Protests Rejected As Leicestershire Care Homes Sale Is Agreed

The protests of thousands of people have been rejected by council bosses, who have agreed to sell-off six care homes.

County councillor David Sprason said the decision was not made “with regret” because it would lead to improvements in the lives of residents.

The plan to transfer the six homes to the private sector was pushed through by 30 votes to 21 at a meeting of the full council yesterday.

More than 11,000 people had signed petitions against the move in the past four months – but their views were not enough to change the council’s mind.

Homes will now be placed on the open market, but staff and residents will be able to stay.

More than 30 businesses have already expressed an interest in buying the homes.

Coun Sprason said: “The proposal to move forward this way shows our commitment to the staff and residents of these homes.

“This is not made with regret. We have to move forward.

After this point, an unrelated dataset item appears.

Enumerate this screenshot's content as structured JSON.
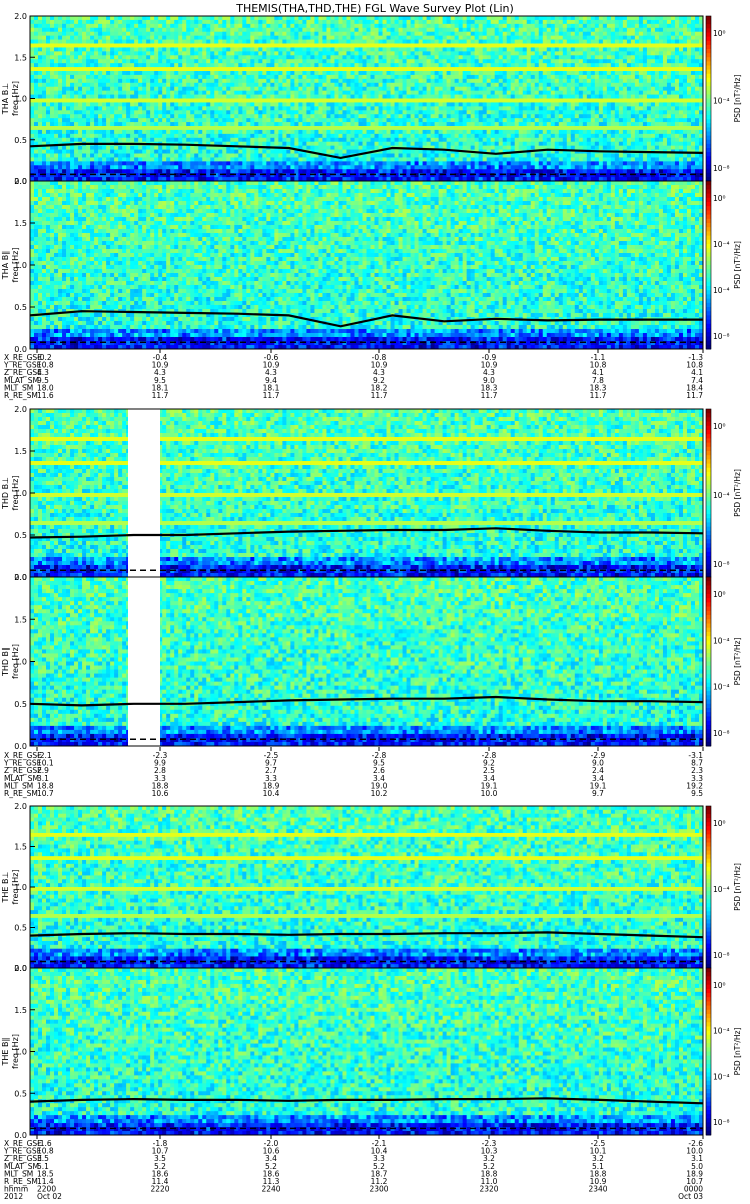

We cannot stay as we are.

“There were no other viable options put on the table, and now we can improve and add to our services.”

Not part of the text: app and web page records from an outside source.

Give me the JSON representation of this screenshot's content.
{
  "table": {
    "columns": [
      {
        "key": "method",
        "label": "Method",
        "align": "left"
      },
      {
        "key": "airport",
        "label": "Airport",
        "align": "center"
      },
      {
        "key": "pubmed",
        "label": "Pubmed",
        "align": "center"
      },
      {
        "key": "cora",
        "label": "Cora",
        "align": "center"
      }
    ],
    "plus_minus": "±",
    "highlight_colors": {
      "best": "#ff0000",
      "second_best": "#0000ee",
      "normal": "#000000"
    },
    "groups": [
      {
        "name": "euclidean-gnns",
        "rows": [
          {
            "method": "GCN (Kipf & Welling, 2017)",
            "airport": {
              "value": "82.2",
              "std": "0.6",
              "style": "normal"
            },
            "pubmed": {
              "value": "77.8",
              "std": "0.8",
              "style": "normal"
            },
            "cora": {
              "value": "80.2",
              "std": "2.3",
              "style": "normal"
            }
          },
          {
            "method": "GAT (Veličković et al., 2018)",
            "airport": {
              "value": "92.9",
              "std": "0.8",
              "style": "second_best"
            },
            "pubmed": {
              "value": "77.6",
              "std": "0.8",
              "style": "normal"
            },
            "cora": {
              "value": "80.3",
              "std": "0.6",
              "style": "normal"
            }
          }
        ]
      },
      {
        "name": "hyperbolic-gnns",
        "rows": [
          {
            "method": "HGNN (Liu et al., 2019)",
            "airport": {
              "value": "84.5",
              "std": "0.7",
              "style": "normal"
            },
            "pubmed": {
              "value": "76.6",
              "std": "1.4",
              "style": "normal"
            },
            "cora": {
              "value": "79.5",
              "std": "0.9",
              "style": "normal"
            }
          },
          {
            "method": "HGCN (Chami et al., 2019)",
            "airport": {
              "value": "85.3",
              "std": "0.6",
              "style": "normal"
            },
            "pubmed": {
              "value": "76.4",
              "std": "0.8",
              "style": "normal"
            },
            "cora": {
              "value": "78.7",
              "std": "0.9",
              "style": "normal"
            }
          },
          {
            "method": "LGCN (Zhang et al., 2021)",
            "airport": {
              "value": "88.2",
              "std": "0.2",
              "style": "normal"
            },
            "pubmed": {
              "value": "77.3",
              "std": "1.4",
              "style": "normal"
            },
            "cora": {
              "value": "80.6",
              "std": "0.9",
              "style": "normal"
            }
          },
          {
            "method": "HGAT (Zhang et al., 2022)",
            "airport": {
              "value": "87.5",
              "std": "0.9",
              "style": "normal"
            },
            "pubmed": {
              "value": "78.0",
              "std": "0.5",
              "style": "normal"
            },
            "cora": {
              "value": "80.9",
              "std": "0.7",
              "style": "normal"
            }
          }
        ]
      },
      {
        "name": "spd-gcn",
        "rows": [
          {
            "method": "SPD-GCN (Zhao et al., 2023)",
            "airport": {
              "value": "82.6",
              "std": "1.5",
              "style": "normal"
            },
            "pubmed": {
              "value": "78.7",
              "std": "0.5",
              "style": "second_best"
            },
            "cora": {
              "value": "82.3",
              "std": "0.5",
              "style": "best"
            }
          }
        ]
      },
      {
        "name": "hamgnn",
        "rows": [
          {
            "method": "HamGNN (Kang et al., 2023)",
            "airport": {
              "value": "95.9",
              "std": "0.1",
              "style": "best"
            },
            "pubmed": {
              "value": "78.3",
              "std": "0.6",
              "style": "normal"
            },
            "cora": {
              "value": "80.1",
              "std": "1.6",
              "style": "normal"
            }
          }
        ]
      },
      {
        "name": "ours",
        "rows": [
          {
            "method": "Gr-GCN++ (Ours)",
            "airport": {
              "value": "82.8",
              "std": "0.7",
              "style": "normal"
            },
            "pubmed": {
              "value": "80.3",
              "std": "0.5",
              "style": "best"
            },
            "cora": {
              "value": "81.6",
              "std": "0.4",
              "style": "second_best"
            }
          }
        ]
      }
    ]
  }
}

Council leader David Parsons said: “We would have been asking taxpayers to put their hands in their pockets more and more to keep public facilities open. I want to explore the options.”

County Hall currently owns 10 care homes.

Previously it had looked at plans to sell off two homes and move staff and residents out, but performed a U-turn because of public anger.

The six homes set for transfer are Catherine Dalley House, Melton; Hadrian House, Thurmaston; Huntingdon Court, Loughborough; Harvey House, Barwell; Kirby House, Kirby Muxloe; and Woodmarket House, Lutterworth.

The remaining homes – Lenthall House, Market Harborough; Curtis Weston House, Wigston; The Limes, Hinckley; and Tillson House, Coalville – would provide specialist support, such as dementia care.

Opposition councillors say the decision will reduce quality of care and make life difficult for staff, but County Hall’s ruling Conservatives say savings and cash made from the sales will help them provide more extra care schemes.

These are sheltered housing units where residents live in their own flat or bungalow, but with 24-hour care.

Opposition leader Coun Matthew O’Callaghan said: “Make no mistake about it, this is the end of over 50 years of Leicestershire County Council caring for the elderly in residential care homes.

“This isn’t about extra care, it’s about don’t care. It’s just another part of the Conservatives’ attack on the elderly.

“The message is clear, don’t grow old in Leicestershire.”

Liberal Democrat leader Simon Galton said: “You may win the vote but you have not won the argument.

“The public are telling you plainly that they do not want this.”

Councillor Alan Bailey, Lib Dem spokesman on adult social care, said after the council meeting: “It’s very disappointing.

“The Conservatives at County Hall have voted this through having completely disregarded the strong views in the consultation against selling the six homes.”